In June, the SEC gave some of its most concrete guidance to date that cryptoassets can start out as centralized projects, possibly initially sold under securities laws, and eventually become “decentralized” and thus no longer sponsor-controlled, and no longer sold or transferred under securities laws. It makes sense that a decentralized protocol does not fit… Read more »
I was at an event last night, where the moderator, Preeti Varathan from QZ observed that there seemed to be a lot of cynicism in the blockchain / crypto space — in other words, that the whole thing was essentially premised on a distrust of existing systems (fiat currencies, large internet companies, etc). It’s an… Read more »
There is no shortage of writing and punditry about the power of compound interest.
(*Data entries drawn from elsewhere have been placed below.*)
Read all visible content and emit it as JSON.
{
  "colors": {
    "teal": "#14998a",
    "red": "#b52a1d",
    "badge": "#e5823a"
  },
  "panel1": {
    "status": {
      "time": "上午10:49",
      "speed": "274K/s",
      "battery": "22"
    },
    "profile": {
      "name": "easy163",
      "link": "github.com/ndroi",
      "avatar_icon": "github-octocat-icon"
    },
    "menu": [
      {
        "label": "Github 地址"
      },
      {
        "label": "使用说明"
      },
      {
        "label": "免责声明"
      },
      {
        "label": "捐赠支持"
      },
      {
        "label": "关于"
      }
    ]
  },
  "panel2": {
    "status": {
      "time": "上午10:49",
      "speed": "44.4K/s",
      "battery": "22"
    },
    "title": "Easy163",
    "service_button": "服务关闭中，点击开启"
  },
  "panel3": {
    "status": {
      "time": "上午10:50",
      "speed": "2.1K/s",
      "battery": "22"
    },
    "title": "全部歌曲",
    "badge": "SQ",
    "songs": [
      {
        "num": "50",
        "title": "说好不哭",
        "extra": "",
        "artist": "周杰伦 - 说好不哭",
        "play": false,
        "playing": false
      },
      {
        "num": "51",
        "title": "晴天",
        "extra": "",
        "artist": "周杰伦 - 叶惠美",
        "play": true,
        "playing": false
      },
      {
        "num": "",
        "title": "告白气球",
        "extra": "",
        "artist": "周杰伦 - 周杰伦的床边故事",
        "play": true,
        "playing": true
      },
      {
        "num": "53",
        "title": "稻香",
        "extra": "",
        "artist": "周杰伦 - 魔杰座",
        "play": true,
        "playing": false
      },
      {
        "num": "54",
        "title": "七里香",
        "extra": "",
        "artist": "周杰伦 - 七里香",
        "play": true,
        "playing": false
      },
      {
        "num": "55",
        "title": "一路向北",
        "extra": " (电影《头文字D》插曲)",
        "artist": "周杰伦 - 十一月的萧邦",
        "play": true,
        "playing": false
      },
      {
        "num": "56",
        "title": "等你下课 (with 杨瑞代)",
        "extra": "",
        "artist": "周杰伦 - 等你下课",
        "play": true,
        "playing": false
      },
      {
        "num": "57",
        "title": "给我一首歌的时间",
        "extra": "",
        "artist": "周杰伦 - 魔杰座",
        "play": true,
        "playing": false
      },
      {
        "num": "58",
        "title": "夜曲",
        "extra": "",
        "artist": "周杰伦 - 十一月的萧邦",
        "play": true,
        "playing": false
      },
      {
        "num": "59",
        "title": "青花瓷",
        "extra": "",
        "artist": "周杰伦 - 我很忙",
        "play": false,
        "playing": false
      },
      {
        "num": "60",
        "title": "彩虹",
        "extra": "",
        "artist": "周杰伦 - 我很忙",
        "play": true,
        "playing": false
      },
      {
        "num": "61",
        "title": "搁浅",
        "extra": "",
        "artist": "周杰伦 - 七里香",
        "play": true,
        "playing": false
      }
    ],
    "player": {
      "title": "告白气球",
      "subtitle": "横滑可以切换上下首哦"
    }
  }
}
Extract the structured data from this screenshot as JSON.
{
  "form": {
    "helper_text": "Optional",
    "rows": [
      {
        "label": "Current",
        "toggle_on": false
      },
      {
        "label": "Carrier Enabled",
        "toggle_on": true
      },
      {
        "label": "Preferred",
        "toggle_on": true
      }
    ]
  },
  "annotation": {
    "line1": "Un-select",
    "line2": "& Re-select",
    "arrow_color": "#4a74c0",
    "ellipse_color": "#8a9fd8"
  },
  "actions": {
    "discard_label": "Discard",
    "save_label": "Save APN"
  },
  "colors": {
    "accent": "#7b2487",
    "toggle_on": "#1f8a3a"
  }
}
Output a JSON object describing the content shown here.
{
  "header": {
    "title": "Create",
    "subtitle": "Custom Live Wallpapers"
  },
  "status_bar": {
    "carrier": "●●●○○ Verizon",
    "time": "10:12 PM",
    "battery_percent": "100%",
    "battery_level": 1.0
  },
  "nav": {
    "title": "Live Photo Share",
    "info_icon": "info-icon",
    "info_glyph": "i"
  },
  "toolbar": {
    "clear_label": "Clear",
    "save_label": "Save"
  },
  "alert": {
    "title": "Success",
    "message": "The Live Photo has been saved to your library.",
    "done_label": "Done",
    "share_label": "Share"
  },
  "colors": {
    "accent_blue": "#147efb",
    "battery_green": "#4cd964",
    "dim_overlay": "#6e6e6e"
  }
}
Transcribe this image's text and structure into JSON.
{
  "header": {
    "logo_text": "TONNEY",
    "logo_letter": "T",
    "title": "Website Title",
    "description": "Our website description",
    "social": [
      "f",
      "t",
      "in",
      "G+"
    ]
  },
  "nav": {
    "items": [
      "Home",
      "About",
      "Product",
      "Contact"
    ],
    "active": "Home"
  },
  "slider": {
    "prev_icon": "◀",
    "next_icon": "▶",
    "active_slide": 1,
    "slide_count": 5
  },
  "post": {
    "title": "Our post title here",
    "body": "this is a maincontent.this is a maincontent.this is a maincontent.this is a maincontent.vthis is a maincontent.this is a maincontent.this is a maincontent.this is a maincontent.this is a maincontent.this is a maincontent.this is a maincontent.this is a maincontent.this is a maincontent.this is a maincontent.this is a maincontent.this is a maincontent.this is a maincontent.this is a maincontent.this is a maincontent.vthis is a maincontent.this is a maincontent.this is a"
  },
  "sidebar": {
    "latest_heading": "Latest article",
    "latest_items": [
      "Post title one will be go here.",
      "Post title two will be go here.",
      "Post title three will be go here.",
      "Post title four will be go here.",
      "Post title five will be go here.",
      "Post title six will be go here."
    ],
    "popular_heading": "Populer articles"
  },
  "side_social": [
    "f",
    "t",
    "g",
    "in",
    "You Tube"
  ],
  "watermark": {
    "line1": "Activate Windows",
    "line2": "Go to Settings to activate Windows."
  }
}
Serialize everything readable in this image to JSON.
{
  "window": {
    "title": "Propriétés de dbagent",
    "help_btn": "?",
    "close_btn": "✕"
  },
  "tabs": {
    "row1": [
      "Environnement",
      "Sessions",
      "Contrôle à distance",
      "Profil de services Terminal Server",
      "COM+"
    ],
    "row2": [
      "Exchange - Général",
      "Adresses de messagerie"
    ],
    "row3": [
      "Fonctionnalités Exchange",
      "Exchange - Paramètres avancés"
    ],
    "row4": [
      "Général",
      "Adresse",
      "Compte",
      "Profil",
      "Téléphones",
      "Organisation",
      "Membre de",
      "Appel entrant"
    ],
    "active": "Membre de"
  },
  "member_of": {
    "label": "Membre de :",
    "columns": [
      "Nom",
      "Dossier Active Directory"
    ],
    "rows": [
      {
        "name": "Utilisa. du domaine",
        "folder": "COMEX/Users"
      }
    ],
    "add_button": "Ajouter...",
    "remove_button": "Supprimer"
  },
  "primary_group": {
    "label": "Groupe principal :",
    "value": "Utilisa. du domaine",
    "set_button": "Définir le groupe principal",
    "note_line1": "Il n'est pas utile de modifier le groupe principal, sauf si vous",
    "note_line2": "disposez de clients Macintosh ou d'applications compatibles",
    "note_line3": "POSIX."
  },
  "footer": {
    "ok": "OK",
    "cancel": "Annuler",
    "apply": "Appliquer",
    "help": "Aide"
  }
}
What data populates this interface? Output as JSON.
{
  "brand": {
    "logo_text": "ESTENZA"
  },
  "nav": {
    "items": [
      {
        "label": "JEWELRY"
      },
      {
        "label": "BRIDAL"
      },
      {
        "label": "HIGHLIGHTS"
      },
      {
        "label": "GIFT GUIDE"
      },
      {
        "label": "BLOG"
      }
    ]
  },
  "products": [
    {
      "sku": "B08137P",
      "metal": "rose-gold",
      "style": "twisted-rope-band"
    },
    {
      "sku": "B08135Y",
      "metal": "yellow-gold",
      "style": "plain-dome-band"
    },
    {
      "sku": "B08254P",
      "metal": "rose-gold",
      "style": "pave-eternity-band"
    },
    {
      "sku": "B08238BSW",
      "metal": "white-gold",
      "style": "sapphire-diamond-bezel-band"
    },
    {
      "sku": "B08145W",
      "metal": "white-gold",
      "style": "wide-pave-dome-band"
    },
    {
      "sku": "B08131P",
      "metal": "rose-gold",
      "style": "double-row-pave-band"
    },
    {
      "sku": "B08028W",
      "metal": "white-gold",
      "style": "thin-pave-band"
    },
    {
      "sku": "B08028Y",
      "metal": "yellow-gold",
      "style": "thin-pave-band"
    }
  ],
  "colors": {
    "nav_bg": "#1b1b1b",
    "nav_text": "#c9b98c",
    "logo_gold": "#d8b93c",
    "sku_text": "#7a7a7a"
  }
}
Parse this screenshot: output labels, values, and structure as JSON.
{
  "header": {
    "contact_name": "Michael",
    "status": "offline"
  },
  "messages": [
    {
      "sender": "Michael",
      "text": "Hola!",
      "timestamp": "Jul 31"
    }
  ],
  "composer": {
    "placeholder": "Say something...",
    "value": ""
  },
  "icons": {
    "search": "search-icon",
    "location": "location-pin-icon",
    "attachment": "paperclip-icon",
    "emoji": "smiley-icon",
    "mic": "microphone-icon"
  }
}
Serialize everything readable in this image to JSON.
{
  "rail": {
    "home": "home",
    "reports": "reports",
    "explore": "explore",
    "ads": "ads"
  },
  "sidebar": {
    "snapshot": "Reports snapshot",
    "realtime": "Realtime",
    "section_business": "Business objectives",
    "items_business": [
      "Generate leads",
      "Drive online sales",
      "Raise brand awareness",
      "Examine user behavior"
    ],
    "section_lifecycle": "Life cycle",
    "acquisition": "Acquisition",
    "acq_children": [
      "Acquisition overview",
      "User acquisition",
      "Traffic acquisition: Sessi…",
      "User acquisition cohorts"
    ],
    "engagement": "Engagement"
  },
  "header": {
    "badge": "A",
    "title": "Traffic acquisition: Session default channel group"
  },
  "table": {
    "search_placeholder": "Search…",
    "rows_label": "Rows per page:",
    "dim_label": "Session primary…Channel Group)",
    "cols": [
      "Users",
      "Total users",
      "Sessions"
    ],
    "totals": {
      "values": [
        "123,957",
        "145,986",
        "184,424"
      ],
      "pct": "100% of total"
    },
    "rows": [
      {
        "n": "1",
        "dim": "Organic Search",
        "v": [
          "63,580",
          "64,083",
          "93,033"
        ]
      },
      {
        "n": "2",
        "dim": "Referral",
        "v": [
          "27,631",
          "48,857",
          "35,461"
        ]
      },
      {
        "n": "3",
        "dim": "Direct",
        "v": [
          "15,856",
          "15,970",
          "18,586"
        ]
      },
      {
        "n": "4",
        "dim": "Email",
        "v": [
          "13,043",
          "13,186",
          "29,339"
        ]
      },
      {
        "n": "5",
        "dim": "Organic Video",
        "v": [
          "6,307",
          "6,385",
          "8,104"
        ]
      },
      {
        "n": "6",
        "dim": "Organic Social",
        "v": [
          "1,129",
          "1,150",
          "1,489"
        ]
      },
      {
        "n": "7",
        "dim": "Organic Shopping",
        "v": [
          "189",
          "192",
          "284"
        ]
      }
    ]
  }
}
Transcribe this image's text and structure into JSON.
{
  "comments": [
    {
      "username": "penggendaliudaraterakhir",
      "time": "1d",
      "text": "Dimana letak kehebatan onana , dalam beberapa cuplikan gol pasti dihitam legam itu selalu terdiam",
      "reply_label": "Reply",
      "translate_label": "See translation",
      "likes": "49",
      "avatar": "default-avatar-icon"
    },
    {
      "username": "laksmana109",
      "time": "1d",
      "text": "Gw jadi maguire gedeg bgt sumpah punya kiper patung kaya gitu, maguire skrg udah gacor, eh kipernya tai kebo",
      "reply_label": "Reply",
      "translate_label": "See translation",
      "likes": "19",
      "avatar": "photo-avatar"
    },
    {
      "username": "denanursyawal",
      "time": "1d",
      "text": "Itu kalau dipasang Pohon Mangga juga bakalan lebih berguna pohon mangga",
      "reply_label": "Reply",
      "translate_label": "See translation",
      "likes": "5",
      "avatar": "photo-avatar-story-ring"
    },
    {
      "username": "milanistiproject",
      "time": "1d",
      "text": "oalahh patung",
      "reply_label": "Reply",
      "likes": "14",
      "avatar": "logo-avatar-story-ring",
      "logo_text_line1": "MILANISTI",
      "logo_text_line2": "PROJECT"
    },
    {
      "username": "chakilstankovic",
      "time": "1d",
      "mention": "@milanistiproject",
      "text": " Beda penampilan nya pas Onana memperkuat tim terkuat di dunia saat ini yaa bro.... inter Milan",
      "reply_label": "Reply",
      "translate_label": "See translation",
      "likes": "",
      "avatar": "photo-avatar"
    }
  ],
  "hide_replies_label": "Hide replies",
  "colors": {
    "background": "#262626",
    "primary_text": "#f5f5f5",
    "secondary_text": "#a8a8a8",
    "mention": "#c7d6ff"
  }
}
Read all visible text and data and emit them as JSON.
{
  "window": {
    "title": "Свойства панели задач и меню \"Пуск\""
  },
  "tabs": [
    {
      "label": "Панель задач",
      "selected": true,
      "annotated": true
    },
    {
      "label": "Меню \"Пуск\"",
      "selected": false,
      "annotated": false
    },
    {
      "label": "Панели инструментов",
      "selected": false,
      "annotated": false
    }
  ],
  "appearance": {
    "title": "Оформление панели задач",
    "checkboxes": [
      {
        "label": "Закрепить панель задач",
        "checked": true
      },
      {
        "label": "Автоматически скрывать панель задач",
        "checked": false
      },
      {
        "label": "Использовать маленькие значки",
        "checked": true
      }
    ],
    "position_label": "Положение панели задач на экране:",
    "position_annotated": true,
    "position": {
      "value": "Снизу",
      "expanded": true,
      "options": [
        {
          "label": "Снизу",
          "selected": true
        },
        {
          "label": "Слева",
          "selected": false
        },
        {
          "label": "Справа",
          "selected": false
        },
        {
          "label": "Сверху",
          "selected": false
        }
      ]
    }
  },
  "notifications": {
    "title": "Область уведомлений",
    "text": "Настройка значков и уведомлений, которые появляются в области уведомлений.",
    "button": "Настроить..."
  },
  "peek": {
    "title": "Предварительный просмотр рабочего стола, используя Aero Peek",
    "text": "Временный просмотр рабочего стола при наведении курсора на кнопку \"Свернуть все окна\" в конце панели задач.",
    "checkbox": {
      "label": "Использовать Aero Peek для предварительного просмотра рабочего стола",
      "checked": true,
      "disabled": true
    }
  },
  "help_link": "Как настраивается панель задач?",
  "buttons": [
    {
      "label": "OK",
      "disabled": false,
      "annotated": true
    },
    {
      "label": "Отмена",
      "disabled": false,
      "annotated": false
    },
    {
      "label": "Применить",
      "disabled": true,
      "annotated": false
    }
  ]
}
As usual Naval has a pithy tweet about it: Play iterated games. All the returns in life, whether in wealth, relationships, or knowledge, come from compound interest. — Naval (@naval) May 31, 2018 I have been thinking about this a lot… Read more »
One of my former colleagues, Rob Marianski, and I used to have a running joke — we would be building and debugging something, and he’d finally say, “Oh, so you just want me to set just_work = true?”. That was over 10 years ago, but it still gets me every time for some reason. (as… Read more »
Ryan Caldbeck is on fire on Twitter right now. Ryan is the CEO of our portfolio company CircleUp, and he just joined Twitter for the first time earlier this year and is, I may say, feeling very comfortable in the medium. Over the weekend he put up a great diagram-oriented tweetstorm with a bunch of gems… Read more »
As readers of this blog can tell, I’ve been spending a lot of my time recently focused on cryptonetworks and blockchains, and in particular, working through the complex legal and regulatory issues involved. Explaining what cryptocurrencies, cryptonetworks and blockchains are is hard to do. As Naval recently said on twitter: It is the mark of… Read more »
On Tuesday we announced our investment in Cryptokitties, and, as you might expect, received a combination of enthusiasm and skepticism in response. Bitcoin and cryptocurrencies already sound ridiculous to most people, and virtual “real” kittens made out of cryptocurrency take it a step further. But, as with many new technologies, these first use cases just… Read more »
An idea I like from Zen Buddhism is becoming a Bigger Container. My understanding of the idea is this: There are a lot of difficult/bad/sad/scary things going on in the world, ranging from serious global issues, war, famine, terrorism, etc; to things in your city like homelessness or joblessnes; to things in your family, like… Read more »
“Cryptonetworks” can help us build a more competitive, innovative, secure and decentralized Internet. “Tokens” (also known as cryptocurrencies or cryptoassets) are integral to the operation of cryptonetworks. As we design new laws and regulations in this emerging space, we should keep these concepts in mind, beyond the financial aspects that are today’s primary focus. In… Read more »